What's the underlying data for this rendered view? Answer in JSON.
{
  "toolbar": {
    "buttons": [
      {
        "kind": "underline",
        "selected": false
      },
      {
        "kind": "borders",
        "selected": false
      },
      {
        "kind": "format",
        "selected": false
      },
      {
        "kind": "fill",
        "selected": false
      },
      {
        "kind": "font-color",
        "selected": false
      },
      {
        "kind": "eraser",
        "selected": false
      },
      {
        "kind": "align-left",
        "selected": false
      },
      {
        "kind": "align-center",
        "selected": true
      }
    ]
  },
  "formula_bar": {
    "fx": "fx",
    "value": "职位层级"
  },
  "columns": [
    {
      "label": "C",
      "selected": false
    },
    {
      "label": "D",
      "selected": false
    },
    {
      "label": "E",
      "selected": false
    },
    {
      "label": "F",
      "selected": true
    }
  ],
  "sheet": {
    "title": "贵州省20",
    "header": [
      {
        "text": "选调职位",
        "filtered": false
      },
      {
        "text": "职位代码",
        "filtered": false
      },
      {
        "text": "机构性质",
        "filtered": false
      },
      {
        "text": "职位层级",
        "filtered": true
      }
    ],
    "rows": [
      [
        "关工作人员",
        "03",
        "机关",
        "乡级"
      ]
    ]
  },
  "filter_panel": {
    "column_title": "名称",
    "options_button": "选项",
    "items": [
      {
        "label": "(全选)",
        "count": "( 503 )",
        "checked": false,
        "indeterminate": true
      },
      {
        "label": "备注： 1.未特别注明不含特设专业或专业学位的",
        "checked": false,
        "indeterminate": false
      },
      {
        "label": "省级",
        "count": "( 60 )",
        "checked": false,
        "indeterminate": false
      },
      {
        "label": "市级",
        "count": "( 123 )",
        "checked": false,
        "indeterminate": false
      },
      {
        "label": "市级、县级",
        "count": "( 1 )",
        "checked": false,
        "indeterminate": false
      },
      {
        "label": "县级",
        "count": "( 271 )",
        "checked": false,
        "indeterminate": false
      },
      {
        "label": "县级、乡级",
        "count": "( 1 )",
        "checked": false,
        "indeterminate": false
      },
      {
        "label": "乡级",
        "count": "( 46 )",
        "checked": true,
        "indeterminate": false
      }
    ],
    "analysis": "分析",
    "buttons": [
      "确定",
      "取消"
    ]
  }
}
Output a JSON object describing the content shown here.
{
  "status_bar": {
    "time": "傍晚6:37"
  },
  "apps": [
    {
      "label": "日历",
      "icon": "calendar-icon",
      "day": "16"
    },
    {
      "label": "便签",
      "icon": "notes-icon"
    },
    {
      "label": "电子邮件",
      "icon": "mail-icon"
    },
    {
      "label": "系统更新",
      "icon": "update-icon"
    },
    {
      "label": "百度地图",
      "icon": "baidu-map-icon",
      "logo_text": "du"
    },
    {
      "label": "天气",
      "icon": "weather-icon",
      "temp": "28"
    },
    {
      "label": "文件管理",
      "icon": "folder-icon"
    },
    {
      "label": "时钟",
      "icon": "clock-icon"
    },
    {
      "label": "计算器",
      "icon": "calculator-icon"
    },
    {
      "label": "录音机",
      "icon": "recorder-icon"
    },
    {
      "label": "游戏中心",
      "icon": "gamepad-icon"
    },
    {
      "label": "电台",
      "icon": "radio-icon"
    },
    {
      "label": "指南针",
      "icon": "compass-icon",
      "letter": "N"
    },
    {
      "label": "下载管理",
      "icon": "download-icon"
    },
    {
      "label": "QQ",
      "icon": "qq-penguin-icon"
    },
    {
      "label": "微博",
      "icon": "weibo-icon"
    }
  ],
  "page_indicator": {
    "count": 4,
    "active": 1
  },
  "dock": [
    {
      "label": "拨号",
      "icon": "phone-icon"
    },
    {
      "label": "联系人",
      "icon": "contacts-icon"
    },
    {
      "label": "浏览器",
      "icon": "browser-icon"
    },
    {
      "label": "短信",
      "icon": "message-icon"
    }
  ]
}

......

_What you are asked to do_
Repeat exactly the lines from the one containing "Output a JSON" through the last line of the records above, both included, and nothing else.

_The answer_
Output a JSON object describing the content shown here.
{
  "status_bar": {
    "time": "傍晚6:37"
  },
  "apps": [
    {
      "label": "日历",
      "icon": "calendar-icon",
      "day": "16"
    },
    {
      "label": "便签",
      "icon": "notes-icon"
    },
    {
      "label": "电子邮件",
      "icon": "mail-icon"
    },
    {
      "label": "系统更新",
      "icon": "update-icon"
    },
    {
      "label": "百度地图",
      "icon": "baidu-map-icon",
      "logo_text": "du"
    },
    {
      "label": "天气",
      "icon": "weather-icon",
      "temp": "28"
    },
    {
      "label": "文件管理",
      "icon": "folder-icon"
    },
    {
      "label": "时钟",
      "icon": "clock-icon"
    },
    {
      "label": "计算器",
      "icon": "calculator-icon"
    },
    {
      "label": "录音机",
      "icon": "recorder-icon"
    },
    {
      "label": "游戏中心",
      "icon": "gamepad-icon"
    },
    {
      "label": "电台",
      "icon": "radio-icon"
    },
    {
      "label": "指南针",
      "icon": "compass-icon",
      "letter": "N"
    },
    {
      "label": "下载管理",
      "icon": "download-icon"
    },
    {
      "label": "QQ",
      "icon": "qq-penguin-icon"
    },
    {
      "label": "微博",
      "icon": "weibo-icon"
    }
  ],
  "page_indicator": {
    "count": 4,
    "active": 1
  },
  "dock": [
    {
      "label": "拨号",
      "icon": "phone-icon"
    },
    {
      "label": "联系人",
      "icon": "contacts-icon"
    },
    {
      "label": "浏览器",
      "icon": "browser-icon"
    },
    {
      "label": "短信",
      "icon": "message-icon"
    }
  ]
}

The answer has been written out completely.